WHAT YOU SHOULD DO
Go through the material line by line and copy each one with the word "JSON".

DATA SECTION

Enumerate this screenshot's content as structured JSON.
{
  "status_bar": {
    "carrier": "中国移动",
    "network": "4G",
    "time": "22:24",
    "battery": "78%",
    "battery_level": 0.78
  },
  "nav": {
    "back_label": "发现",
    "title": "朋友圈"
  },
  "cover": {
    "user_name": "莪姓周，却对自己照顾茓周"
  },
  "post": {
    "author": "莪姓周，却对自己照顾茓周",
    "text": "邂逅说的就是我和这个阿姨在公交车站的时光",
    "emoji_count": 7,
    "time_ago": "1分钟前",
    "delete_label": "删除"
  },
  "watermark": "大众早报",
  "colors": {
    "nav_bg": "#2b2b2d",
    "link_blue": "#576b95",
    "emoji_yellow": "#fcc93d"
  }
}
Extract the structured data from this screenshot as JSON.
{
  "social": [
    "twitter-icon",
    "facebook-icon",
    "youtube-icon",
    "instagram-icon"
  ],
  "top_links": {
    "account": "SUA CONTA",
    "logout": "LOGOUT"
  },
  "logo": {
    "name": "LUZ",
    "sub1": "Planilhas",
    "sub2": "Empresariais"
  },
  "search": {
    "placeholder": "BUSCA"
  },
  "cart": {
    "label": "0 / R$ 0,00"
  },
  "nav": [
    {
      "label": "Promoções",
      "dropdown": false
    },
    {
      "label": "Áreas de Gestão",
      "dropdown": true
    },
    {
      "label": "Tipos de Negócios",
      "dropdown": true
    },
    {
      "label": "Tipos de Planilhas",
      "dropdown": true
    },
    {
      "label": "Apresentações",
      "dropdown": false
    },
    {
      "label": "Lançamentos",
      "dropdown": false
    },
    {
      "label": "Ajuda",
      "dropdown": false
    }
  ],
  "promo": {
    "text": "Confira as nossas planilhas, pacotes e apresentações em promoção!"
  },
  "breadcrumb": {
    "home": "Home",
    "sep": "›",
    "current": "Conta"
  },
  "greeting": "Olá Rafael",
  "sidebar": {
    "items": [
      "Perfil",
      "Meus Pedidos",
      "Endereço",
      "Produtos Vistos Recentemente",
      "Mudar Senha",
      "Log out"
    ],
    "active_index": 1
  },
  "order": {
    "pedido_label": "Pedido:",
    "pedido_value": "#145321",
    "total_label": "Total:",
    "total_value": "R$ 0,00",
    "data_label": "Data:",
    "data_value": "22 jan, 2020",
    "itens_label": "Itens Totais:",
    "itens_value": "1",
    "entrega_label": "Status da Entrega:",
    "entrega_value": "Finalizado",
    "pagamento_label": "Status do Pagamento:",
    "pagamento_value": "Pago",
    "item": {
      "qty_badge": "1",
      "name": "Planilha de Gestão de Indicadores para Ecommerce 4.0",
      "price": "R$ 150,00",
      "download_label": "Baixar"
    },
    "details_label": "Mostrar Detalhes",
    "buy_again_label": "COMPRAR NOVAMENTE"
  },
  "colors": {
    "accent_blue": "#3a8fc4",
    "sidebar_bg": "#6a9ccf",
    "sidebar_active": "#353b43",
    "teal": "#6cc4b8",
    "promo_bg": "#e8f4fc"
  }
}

SOLVED PROBLEM
Enumerate this screenshot's content as structured JSON.
Extract the structured data from this screenshot as JSON.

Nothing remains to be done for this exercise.